*Dataset records*.
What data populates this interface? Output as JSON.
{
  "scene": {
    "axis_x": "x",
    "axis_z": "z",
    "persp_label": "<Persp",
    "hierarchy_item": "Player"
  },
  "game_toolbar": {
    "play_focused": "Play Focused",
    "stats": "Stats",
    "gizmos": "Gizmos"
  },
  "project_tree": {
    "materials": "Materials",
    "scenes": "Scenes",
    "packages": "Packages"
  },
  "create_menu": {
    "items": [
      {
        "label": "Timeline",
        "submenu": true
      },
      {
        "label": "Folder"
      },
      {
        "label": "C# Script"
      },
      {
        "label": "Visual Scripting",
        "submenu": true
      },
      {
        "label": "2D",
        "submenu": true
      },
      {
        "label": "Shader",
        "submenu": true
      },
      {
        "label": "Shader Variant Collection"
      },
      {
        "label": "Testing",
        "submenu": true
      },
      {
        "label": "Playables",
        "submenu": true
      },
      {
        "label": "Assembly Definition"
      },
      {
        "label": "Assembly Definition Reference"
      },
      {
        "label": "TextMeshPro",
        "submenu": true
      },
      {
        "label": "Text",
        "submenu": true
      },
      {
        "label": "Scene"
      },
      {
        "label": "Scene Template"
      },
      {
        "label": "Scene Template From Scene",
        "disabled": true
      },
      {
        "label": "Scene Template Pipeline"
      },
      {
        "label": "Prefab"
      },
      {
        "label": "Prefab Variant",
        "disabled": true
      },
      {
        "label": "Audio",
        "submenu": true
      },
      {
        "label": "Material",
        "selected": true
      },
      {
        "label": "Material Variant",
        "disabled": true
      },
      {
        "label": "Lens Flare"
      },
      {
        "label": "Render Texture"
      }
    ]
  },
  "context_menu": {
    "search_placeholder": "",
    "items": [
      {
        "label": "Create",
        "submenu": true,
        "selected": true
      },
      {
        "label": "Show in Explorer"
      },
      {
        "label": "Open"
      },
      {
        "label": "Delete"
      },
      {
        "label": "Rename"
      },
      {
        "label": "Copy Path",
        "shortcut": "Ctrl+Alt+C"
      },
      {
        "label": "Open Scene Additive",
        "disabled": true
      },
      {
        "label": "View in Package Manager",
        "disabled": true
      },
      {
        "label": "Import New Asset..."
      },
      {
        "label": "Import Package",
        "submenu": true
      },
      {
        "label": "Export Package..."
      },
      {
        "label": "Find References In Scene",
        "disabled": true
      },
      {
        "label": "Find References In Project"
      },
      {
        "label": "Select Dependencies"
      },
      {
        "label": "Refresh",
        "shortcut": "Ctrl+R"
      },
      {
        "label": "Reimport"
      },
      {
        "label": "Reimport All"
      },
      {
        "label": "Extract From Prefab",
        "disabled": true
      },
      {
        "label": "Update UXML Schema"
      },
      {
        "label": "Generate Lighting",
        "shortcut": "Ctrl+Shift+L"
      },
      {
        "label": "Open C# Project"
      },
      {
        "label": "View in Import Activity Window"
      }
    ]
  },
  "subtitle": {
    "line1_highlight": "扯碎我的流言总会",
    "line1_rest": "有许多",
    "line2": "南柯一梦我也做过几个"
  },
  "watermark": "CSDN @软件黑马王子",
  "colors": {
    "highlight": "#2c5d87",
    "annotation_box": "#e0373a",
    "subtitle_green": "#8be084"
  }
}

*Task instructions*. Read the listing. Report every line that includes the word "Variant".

*Result of this task*.
        "label": "Shader Variant Collection"
        "label": "Prefab Variant",
        "label": "Material Variant",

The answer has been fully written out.